WORK REQUEST: Please count the lines in the entries below that include the word "label", and give only the number.

*** Opening MATERIAL PROVIDED ***

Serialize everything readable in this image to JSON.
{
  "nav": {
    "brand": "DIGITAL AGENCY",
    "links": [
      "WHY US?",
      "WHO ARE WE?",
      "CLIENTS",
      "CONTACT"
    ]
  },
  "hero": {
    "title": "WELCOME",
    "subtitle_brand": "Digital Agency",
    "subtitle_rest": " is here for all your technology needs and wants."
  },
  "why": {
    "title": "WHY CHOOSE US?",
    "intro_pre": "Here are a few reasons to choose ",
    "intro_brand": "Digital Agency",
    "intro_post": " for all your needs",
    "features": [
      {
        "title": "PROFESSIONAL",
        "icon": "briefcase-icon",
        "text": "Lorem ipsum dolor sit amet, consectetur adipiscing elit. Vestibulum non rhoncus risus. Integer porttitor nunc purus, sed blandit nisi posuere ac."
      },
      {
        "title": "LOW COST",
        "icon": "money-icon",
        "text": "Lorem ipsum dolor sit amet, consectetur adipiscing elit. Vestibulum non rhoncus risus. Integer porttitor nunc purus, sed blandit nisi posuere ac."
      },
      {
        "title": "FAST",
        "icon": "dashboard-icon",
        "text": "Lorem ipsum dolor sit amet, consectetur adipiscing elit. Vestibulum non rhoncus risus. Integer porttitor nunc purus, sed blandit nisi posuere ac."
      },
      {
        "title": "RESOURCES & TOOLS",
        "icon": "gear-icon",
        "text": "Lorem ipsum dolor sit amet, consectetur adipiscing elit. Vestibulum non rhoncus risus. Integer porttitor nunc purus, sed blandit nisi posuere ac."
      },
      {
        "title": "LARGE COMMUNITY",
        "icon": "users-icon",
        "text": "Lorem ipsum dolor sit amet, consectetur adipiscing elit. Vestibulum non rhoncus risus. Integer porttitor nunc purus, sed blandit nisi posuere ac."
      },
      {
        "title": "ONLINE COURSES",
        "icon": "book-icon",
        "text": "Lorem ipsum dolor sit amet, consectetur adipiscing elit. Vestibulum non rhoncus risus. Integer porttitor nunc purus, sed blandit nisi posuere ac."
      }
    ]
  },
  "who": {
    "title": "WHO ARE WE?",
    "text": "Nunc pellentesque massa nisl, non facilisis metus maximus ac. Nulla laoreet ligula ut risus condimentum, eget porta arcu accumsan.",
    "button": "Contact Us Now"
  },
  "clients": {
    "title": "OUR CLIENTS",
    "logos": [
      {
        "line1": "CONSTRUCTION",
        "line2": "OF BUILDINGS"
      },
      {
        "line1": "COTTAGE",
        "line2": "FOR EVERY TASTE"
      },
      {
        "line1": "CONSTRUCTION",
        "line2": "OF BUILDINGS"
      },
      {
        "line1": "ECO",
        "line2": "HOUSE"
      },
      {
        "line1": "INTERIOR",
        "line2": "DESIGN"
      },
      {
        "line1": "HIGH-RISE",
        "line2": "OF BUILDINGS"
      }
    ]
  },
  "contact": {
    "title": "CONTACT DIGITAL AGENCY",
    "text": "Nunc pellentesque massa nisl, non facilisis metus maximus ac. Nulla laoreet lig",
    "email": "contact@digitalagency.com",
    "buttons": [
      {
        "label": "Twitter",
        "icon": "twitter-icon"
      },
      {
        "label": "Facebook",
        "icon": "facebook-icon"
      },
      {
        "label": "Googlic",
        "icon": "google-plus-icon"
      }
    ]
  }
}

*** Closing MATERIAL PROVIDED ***

TASK RESULT: 3